=== Supplied material ===

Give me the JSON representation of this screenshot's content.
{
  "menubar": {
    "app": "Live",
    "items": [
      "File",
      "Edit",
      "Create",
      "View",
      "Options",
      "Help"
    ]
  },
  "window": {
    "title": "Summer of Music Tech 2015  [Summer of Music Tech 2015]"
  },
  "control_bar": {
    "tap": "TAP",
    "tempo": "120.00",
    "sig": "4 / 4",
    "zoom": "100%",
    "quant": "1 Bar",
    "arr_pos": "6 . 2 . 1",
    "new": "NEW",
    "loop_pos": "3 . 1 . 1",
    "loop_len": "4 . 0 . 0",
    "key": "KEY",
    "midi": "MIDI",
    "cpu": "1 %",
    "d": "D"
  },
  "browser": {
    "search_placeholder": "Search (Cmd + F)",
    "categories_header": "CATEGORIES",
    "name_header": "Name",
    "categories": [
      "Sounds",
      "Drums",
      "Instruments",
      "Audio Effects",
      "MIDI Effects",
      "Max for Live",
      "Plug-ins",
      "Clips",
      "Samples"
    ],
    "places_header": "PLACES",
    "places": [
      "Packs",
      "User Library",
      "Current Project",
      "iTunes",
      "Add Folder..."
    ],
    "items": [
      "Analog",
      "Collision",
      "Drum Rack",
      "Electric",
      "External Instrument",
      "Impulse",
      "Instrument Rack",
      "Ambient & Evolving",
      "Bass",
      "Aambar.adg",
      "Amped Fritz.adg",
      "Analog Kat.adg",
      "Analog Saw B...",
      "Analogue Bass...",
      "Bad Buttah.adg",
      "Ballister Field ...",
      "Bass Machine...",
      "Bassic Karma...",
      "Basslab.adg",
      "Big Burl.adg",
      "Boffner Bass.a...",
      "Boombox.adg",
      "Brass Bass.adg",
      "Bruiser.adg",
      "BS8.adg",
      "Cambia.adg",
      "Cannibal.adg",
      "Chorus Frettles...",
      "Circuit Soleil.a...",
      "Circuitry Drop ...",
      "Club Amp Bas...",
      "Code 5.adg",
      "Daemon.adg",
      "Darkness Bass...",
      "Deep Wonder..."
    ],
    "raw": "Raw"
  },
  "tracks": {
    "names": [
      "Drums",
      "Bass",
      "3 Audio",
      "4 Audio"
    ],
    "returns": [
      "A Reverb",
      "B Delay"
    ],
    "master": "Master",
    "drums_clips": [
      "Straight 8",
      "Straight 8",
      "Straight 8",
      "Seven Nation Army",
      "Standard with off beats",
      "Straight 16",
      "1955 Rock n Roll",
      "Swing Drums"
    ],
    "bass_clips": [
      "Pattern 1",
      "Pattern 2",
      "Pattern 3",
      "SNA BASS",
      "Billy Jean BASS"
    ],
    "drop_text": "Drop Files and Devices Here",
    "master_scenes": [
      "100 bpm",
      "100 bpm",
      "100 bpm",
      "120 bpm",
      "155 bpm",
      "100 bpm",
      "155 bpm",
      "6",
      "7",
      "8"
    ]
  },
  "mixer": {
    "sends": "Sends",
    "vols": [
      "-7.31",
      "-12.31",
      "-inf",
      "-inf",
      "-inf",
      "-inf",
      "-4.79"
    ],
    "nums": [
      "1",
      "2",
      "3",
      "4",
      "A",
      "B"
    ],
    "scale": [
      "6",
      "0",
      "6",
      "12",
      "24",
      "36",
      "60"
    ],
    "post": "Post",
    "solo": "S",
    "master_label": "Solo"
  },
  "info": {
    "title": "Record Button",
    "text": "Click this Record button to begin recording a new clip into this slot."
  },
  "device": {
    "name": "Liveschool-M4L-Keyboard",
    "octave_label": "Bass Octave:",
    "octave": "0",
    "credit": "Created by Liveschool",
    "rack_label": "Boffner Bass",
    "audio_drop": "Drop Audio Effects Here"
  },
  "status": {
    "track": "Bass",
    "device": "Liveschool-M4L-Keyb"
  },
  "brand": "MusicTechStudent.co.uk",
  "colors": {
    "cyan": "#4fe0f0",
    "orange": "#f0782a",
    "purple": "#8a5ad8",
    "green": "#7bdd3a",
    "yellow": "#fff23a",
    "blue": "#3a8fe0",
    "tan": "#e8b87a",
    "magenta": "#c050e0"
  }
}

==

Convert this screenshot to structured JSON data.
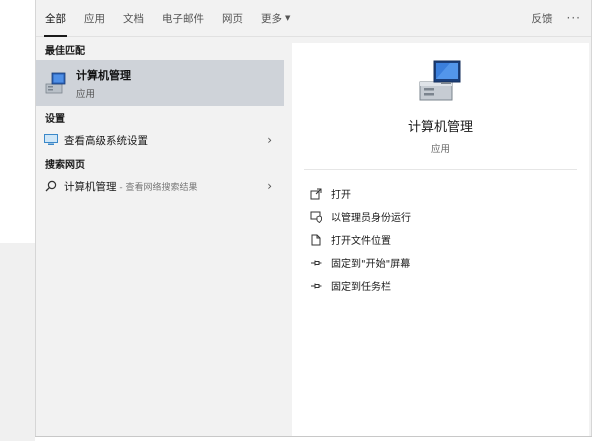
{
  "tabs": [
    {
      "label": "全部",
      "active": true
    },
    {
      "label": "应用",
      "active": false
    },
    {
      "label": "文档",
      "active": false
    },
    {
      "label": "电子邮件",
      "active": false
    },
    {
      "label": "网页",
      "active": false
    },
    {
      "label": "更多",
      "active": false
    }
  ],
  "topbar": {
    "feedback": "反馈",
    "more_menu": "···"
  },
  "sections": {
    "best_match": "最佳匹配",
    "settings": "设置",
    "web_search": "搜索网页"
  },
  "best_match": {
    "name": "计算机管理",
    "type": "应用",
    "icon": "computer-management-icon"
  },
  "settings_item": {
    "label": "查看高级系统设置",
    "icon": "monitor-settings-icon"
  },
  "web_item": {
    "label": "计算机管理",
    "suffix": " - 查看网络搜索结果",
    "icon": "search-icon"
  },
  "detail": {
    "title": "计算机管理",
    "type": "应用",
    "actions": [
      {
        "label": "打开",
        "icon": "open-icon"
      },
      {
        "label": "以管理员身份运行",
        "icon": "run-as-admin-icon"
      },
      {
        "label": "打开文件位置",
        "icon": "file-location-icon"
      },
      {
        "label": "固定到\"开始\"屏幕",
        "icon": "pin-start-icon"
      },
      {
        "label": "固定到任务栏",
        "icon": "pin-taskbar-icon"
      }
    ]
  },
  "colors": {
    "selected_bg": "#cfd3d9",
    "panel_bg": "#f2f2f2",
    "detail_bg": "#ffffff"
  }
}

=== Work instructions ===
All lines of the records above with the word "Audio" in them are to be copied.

=== Written answer ===
      "Audio Effects",
      "3 Audio",
      "4 Audio"
    "audio_drop": "Drop Audio Effects Here"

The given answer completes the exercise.